Content price inflation seems to be an inexorable trend in the TV world, with pay-TV operators often placing the blame for their latest price-hike on the increasing costs the Hollywood studios demand for licensing their premium product. But what’s causing it?
One theory is that there has for some time been a large hole in the studios’ business model, caused by collapsing revenues from sales and rental of DVDs and Blu-ray discs, which has yet to be filled by revenues from new digital formats like download-to-own (DTO). According to this line of reasoning, the studios are bridging the gap by charging the pay-TV sector a premium.
Another theory is that the Hollywood majors are finding their production costs escalating year by year, and have to recoup those costs from somewhere.
As might be expected, the reality is more complicated than either of these two alternative explanations.
In the UK, points out David Sidebottom, Principal Analyst at Futuresource Consulting, the situation with new digital formats is mixed: “the number of consumers buying transactional digital video appears to be slowing, largely driven by a decline in digital renters. However, those purchasing Electronic Sell-Through (EST) movies and TV shows are marginally increasing.”
While it is true that such formats have so far failed to compensate for declining physical media sales and rentals, he explains, “we are seeing it being offset if you include SVOD. In the UK market last year for example, if you include packaged video, transactions and subscription, [total revenues] grew last year by 3% to about £2bn. We’re expecting similar growth-rates this year as well. And the proportion that is SVOD is obviously increasing.”
On this account, digital video revenues are more than compensating for the loss in physical revenues, but only if SVOD is included.
But don’t increasing SVOD revenues impact pay-TV revenues, which would ultimately have a knock-on effect in Hollywood? Sidebottom concedes that in the UK, pay-TV revenues are currently flat, amounting to just over £6bn, but he puts this down to “natural saturation” in the UK pay-TV sector, not SVOD.
Futuresource’s research confirms separate findings from BARB, that – although in the USA, there is evidence to suggest that SVOD is beginning to cannibalise pay-TV – the relationship between SVOD and pay-TV in the UK, as elsewhere in Europe, is generally complementary, with pay-TV households more likely to take SVOD services than free-to-air only households.
However, Michael Goodman, Strategy Analytics’ Digital Media Director, points out that while at a macro level overall home video revenues may be recovering in some territories, “studios are generating less cash from SVOD than they do from sell-through or rental. And [where] SVOD now accounts for the lion’s share of consumer spend on home video this is causing a problem for [them.]”
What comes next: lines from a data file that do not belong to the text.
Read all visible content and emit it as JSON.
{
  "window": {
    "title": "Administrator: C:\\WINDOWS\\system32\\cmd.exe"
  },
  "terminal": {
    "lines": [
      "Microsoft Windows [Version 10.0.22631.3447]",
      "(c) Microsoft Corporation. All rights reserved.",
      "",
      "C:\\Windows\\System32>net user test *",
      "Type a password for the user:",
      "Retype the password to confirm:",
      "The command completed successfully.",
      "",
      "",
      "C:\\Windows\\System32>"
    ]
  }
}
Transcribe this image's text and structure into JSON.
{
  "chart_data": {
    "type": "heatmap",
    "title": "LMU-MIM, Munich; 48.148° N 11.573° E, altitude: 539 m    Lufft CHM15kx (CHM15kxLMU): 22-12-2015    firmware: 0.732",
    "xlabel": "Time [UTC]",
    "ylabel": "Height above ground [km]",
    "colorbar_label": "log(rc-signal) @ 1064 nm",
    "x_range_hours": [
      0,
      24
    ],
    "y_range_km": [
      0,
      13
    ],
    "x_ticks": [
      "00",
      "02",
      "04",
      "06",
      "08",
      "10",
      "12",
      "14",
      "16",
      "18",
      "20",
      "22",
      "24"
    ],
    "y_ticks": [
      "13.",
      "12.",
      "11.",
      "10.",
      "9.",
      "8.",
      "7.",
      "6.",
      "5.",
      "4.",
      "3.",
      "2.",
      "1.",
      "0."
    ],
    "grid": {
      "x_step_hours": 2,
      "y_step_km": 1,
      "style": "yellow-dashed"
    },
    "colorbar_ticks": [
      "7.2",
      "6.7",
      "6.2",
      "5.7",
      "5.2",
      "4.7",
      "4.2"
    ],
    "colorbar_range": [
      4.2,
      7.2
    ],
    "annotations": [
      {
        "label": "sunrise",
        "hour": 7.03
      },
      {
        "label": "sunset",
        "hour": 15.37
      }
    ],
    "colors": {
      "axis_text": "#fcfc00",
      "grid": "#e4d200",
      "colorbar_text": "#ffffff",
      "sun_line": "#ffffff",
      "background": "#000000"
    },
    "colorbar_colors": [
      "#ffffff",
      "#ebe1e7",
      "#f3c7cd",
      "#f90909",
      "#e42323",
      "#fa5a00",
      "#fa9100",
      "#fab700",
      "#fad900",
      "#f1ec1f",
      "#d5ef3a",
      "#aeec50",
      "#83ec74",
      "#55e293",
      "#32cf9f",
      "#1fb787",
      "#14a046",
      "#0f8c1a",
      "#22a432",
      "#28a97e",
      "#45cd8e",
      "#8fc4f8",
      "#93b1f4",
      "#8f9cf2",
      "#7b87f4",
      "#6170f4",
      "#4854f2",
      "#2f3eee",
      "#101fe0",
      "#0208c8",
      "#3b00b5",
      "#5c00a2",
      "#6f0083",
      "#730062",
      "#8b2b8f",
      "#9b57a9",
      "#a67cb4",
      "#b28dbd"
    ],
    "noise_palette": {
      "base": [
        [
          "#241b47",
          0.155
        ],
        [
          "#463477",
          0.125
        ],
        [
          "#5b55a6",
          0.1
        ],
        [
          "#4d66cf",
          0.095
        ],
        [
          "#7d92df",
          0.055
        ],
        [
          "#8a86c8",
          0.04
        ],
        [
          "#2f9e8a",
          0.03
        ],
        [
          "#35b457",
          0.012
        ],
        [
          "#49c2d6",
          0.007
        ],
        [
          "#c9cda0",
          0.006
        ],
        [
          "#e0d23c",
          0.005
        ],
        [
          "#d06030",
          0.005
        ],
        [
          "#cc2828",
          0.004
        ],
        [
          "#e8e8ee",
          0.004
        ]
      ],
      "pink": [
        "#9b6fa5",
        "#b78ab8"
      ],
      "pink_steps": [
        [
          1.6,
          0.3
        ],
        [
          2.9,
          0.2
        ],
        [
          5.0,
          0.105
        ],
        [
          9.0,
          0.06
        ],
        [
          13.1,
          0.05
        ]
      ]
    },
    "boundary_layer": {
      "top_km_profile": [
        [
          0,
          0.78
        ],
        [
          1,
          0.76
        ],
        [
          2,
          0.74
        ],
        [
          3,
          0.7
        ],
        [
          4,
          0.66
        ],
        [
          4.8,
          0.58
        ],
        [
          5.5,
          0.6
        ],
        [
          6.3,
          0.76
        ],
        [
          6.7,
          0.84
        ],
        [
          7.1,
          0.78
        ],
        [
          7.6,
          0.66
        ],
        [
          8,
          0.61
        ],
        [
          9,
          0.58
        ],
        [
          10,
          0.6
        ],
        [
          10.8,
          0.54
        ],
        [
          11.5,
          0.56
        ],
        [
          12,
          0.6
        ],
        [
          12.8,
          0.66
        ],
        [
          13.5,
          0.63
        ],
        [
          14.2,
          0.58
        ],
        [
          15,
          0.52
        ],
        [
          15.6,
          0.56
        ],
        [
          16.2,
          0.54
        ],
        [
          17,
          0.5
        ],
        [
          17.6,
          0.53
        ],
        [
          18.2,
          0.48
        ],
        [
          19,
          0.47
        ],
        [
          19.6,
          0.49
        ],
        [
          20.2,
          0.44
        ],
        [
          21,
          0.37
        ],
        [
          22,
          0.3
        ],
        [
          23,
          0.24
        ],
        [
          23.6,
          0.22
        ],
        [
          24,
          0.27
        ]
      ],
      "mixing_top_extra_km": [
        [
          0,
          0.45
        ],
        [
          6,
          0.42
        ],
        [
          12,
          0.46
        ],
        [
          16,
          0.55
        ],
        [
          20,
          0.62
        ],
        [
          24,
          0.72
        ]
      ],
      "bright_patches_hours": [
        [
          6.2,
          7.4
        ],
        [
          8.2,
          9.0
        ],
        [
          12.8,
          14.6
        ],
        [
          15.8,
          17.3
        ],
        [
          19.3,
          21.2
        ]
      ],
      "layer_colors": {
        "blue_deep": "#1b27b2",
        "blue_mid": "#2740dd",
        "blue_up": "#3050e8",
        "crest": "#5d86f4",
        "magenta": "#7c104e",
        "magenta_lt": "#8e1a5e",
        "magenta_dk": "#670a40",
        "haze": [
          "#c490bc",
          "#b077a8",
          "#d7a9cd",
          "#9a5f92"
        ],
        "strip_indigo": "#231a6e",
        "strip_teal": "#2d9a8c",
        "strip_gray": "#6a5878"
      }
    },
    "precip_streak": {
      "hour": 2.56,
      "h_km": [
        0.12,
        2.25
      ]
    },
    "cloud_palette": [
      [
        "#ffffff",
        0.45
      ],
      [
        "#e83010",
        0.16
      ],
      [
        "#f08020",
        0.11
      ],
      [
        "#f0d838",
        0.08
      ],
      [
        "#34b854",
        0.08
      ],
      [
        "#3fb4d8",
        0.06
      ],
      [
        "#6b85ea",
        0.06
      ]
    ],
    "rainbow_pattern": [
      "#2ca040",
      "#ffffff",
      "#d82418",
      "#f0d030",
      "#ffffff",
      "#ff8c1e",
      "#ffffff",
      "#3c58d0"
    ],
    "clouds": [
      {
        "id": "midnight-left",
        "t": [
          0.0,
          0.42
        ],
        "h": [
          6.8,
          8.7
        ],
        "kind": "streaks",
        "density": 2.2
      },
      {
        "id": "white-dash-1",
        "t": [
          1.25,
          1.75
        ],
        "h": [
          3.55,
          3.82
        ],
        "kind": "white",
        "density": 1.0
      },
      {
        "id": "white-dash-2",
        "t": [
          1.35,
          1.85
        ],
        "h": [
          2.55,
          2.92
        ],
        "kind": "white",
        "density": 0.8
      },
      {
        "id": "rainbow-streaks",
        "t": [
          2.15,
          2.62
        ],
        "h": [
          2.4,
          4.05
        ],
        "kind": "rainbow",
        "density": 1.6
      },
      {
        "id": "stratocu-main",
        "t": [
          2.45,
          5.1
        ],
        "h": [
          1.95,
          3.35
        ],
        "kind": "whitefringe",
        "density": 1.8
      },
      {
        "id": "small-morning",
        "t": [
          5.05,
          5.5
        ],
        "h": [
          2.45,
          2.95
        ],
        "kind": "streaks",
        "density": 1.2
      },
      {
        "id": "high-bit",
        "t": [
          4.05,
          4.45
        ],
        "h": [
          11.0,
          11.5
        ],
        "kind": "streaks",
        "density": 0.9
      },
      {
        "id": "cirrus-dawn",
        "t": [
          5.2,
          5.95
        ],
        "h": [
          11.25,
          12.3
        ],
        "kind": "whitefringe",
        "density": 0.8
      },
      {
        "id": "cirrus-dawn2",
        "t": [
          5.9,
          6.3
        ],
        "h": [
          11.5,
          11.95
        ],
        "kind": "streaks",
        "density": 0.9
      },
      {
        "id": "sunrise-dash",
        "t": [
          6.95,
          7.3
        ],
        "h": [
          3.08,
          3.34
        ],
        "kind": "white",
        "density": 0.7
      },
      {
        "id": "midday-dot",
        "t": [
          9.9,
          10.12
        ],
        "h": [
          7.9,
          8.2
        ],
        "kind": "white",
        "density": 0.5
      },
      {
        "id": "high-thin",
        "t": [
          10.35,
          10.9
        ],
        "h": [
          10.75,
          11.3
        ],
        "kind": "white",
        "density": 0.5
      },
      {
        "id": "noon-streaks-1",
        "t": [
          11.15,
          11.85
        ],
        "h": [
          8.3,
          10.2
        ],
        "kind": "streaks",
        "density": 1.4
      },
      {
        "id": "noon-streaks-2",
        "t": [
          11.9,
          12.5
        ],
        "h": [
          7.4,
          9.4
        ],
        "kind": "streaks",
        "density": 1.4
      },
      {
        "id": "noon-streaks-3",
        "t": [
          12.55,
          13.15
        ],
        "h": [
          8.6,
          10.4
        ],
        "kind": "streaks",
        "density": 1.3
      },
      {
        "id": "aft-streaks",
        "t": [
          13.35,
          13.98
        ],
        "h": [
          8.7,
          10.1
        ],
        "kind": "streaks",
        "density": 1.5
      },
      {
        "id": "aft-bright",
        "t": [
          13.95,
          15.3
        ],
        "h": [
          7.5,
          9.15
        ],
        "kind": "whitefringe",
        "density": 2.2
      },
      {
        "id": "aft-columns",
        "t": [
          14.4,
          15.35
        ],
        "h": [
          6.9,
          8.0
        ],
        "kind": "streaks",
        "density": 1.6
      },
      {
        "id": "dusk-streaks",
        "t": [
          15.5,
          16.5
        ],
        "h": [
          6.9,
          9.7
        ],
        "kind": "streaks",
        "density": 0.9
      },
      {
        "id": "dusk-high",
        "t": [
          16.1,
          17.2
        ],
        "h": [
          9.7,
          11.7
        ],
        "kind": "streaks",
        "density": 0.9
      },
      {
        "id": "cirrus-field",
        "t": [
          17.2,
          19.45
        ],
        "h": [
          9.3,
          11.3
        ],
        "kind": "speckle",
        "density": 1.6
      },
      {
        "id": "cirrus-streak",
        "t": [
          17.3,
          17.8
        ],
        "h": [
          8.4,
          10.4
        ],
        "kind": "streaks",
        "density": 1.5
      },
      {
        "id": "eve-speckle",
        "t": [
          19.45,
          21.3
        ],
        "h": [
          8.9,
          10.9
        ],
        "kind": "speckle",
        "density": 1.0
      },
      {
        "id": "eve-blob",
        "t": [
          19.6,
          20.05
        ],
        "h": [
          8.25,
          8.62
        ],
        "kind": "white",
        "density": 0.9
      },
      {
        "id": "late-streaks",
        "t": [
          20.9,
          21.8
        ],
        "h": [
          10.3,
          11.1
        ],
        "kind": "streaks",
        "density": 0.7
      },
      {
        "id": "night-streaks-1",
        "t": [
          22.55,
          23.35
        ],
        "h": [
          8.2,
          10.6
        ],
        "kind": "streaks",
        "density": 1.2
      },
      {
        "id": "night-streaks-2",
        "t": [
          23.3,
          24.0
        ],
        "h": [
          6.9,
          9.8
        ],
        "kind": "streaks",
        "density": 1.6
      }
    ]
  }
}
This, he argues is, firstly, because SVOD undercuts the DTO and rental markets, and secondly, because the studios undervalued their libraries, licensing content – particularly, older movies and TV shows – to SVOD providers “at ridiculously low rates – and in many cases are now locked into bad long-term agreements.” Studios are working to change this, he says, but it will take time.
Meanwhile, the studios continue to lack visibility into how movies and TV shows are performing on SVOD, he points out, making it difficult to negotiate with Netflix and other providers as equals: “it is hard to negotiate when the other guy has all the info.”
Goodman also believes that – although not the only reason for increasing content costs – production costs are indeed rising, due to a variety of factors. “Just on the TV side, the number of original series produced annually has doubled in the last five or so years, from a little over 200 to more than 400,” he argues. This means increased competition for scripts, intellectual property, actors, directors and writers, “all forcing studios to pay more. […] It is getting increasingly competitive, and thereby expensive to acquire it.”
Meanwhile, new formats, such as 4K, HDR, and VR, all require new capital investments and increasing production/post-production costs, he points out. Previously, these increased costs would have been offset by new revenue streams from new formats, but this no longer appears to be the case.
“The short answer,” says Goodman, “is that studios are making less money from digital distribution than they did from physical distribution, even though in the aggregate digital revenues are now larger than physical revenues, at least in some markets.”